### Problem
Pick the lines holding the string "desc" out of the records and copy them.

+++++

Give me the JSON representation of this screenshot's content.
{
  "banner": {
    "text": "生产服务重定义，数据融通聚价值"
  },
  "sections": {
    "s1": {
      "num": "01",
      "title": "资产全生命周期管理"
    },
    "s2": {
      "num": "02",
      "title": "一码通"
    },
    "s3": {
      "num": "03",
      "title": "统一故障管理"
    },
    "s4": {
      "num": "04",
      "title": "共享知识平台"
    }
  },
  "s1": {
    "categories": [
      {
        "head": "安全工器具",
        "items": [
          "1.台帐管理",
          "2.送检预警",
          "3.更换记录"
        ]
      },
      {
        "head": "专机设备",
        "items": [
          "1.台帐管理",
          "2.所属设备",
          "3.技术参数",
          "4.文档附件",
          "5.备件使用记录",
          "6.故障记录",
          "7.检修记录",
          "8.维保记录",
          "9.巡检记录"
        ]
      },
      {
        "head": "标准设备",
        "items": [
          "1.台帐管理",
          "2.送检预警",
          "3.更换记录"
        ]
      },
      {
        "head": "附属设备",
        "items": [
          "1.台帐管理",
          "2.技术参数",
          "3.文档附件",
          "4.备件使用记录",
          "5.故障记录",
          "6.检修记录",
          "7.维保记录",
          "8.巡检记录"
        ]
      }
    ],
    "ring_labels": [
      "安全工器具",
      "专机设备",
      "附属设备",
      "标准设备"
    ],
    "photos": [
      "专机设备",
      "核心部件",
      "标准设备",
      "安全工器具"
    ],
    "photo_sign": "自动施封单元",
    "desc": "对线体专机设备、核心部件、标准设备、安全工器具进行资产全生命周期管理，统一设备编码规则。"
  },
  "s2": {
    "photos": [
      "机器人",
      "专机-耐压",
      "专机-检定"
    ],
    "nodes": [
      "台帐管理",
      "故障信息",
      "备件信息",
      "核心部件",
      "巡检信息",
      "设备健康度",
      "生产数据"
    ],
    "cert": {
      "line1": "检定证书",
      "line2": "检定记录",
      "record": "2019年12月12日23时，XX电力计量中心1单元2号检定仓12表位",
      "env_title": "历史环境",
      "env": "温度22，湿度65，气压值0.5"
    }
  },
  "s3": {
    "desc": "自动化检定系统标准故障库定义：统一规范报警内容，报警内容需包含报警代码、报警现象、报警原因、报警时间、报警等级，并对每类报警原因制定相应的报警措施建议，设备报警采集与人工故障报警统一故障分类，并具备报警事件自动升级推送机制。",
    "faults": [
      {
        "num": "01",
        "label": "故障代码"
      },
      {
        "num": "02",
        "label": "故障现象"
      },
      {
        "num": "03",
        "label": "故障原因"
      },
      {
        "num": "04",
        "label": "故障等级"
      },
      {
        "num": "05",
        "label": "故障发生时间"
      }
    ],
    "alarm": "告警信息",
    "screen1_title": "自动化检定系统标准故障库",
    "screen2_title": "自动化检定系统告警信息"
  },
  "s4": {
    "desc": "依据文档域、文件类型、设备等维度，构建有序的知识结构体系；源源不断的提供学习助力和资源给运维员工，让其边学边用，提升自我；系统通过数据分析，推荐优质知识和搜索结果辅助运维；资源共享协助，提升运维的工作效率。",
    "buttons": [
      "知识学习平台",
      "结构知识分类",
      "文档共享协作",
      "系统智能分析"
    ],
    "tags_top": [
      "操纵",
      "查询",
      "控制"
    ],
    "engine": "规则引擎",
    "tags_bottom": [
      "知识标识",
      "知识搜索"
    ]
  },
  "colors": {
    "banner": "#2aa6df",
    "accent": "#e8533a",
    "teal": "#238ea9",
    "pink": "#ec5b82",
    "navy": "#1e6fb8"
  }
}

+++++

### Response area
    "desc": "对线体专机设备、核心部件、标准设备、安全工器具进行资产全生命周期管理，统一设备编码规则。"
    "desc": "自动化检定系统标准故障库定义：统一规范报警内容，报警内容需包含报警代码、报警现象、报警原因、报警时间、报警等级，并对每类报警原因制定相应的报警措施建议，设备报警采集与人工故障报警统一故障分类，并具备报警事件自动升级推送机制。",
    "desc": "依据文档域、文件类型、设备等维度，构建有序的知识结构体系；源源不断的提供学习助力和资源给运维员工，让其边学边用，提升自我；系统通过数据分析，推荐优质知识和搜索结果辅助运维；资源共享协助，提升运维的工作效率。",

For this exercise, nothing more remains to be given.